Each contributing author was asked to comprehensively review the research literature in their assigned topic. These topics, however, are defined by practical places on the landscape e.g. schools and governmental policies for schools.
o Presents a different vision or re-conceptualization of the field
o Provides a comprehensive and inclusive set of authors, ideas, and topics
o Takes a global rather than North American parochial approach
o Recognizes that curriculum and instruction is broader in scope than is suggested by university research and theory
o Reflects post-1992 changes in curriculum policy, practice and scholarship
o Represents a rethinking of how school subject matter areas are treated.

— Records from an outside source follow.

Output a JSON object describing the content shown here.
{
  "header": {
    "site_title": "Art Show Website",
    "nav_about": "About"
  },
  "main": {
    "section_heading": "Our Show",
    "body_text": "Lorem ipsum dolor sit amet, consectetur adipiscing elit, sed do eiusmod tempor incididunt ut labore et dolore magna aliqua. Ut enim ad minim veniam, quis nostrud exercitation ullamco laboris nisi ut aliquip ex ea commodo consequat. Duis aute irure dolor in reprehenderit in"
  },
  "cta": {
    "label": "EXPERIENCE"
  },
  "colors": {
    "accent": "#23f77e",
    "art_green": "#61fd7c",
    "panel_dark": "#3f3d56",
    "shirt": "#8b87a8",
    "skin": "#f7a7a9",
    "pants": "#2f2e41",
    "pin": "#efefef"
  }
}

Teacher education is included in the Handbook with the intent of addressing the role and place of teacher education in bridging state and national curriculum policies and curriculum as enacted in classrooms.

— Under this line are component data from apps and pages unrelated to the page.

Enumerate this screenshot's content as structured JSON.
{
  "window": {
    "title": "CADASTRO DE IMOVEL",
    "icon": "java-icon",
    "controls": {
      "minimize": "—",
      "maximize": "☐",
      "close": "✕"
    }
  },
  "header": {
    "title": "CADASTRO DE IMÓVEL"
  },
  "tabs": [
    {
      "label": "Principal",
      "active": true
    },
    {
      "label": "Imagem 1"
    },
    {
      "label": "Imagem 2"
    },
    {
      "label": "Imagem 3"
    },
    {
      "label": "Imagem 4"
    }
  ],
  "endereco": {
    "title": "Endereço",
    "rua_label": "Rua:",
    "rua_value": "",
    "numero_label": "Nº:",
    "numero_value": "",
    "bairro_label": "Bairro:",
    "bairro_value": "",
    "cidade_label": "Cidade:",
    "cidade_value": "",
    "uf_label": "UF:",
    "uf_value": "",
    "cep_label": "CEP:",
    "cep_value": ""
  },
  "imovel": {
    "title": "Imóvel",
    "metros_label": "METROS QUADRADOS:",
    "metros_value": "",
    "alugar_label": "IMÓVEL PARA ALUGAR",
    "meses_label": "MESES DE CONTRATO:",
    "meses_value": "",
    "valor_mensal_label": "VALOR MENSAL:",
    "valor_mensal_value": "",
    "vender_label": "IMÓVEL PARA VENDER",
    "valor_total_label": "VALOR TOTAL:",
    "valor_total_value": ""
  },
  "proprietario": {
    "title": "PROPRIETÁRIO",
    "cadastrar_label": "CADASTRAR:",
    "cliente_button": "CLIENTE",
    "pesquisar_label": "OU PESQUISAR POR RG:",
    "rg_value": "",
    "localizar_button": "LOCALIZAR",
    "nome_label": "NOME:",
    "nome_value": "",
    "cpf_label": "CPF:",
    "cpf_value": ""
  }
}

Using a culture-based framework, the volume is organized in five sections, each devoted to educational practices in one civilization in Asia: Sinic, Japanese, Islamic, Buddhist, and Hindu. Culture and culture identities essentially are civilization identities; the major differences among civilizations are rooted in their different cultures. This framework offers a novel approach to capturing the essence of the diverse educational systems and practices in Asia.
Uniquely combining description and interpretation of educational practices in Asia, this Handbook is a must-have resource for education researchers and graduate students in international and comparative education, globalization and education, multicultural education, sociocultural foundations of education, and Asian studies, and for educational administrators and education policy makers.